QA Engineers are still responsible for successful verification of Apps prior to deployment. And QA Engineers continue to create and execute tests both manual and automated to ensure product quality. These roles are the same on the surface but the mechanics have changed. Waterfall is replaced by Agile and Devops. Development of test cases now increasingly includes mobile apps and the complexity of mobile platforms. Functional system testing, integration and regression testing persist in the workflow of the QA engineer today. As illustrated with Jenkins above, one new form of exotica in QA today is the requirement to develop automated testing scripts for applications. Although rarely stated, this skill requires fundamentally the same technical knowledge as any other developer! And this extraordinary burden brings us into focus on intelligent testing at exactly the pivotal moment when it is most needed. Engineers are so valuable that they should be coding for the development of product, not scripting tests for the products of other engineers. Functionize democratizes testing automation so that everyone involved in business outcome can create incredibly resilient test cases - even without an advanced degree!
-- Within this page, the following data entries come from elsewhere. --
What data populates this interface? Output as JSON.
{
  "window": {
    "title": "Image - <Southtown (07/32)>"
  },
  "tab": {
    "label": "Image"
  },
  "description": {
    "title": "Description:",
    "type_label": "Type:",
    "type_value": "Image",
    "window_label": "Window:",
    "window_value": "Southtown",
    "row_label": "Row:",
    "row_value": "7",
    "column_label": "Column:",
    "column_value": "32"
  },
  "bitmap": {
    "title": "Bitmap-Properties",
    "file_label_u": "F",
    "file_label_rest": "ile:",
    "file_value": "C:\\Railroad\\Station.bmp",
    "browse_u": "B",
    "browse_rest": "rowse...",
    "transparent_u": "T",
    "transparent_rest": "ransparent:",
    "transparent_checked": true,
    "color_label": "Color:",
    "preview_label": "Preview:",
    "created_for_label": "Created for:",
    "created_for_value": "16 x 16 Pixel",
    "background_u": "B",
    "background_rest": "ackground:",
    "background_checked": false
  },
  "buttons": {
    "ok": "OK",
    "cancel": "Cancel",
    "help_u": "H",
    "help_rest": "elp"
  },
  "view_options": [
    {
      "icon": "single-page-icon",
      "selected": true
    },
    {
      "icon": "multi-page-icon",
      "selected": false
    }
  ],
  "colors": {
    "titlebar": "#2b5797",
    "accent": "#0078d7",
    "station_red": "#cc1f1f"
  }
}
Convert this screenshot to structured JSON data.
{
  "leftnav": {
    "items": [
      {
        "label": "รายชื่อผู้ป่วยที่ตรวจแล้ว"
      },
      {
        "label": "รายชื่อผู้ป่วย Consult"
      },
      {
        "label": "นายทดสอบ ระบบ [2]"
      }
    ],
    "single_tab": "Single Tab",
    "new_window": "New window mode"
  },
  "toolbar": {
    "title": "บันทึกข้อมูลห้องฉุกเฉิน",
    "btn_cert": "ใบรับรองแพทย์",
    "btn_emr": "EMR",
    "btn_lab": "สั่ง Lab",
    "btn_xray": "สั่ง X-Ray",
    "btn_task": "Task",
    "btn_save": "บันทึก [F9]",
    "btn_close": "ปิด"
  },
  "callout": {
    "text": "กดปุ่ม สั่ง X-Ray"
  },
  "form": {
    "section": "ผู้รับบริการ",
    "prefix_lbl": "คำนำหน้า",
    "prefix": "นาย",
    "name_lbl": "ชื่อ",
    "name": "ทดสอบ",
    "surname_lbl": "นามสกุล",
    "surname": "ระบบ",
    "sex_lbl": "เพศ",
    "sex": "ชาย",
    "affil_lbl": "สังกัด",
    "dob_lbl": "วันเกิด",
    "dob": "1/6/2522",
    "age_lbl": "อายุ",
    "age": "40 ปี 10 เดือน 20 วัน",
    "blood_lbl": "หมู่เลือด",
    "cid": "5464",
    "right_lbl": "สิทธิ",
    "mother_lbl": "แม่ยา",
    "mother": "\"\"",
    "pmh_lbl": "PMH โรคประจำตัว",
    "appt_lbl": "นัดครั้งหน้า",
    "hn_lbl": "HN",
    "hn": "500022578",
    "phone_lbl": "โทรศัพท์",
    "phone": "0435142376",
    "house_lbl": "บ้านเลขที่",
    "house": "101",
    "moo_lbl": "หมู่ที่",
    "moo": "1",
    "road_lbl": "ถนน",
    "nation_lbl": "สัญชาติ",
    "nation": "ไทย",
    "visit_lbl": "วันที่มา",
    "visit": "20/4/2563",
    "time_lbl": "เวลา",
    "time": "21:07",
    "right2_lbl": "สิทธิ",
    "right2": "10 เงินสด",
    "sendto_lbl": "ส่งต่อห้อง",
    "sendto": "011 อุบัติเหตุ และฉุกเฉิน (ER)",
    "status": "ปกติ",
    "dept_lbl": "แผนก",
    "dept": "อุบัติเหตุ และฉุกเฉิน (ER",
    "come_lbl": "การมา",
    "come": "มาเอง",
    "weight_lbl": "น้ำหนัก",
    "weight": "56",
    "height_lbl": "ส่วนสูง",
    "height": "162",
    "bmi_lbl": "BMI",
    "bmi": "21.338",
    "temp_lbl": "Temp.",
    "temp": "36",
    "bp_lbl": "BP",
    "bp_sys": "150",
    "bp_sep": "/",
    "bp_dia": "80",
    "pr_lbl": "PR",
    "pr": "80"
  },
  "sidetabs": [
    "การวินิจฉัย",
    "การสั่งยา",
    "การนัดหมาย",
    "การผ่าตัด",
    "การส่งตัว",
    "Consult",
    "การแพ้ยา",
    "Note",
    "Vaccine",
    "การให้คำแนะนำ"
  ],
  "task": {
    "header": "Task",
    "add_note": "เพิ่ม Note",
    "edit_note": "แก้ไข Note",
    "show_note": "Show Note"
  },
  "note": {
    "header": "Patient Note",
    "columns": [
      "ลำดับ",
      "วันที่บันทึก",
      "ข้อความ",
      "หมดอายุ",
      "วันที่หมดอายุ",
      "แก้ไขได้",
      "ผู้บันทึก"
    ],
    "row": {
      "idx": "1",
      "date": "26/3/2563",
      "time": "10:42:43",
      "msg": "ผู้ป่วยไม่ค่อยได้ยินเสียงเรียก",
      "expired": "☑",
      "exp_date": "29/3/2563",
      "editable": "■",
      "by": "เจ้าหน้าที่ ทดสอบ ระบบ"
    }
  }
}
Functionize frees your engineers to focus their time and expertise on product development.
The fundamentals of software testing in principle will always include the logging, tracking, and management of failures, along with reporting and resolution. However, the mechanics of performing those tasks may change in such a way that conceals the core, as a calculator conceals the fact that most people don’t know an algorithm to find the square root of a number. Now, in other words, QA engineers need the ability to write Java or Python code, and this inevitably means the use of libraries and reusable code. This translates to a lot of coding on top of development. A strong comprehension of REST and APIs is often required. Tesla actually requires QA engineers to be proficient in the design of frameworks, not just their use to achieve some short term scripting automation. With Functionize the overfitting problem of putting engineers in testing roles is solved.
The New Intelligence in Testing
One way of reverse engineering the testing process is to read job ads posted by Fortune 100 companies, wherein we can observe by proxy the mechanics of their testing procedures. A surprising revelation from this approach is that QA is retitled to CA - meaning Customer Assurance - to emphasize a new perspective and change the mindset. At the top of the CA’s list of responsibilities is customer advocacy. Functionize contains the testing intelligence to become the perfect partner in verification and validation of web apps because it the only testing solution that is powered by Adaptive Event Analysis. Functionize makes it possible for customers and any non technical team members to record and illustrate test cases and improve customer experience. This further relieves enterprises of the burden to staff QA with engineers. The intelligence of Functionize is the new wave in true automation testing. Functionize is a relief to developers, QA, customers, and even the human resources of an enterprise!
1 https://wiki.jenkins.io/display/JENKINS/Jenkins+Script+Console2 https://www.tesla.com/careers/job/qa-engineer-39182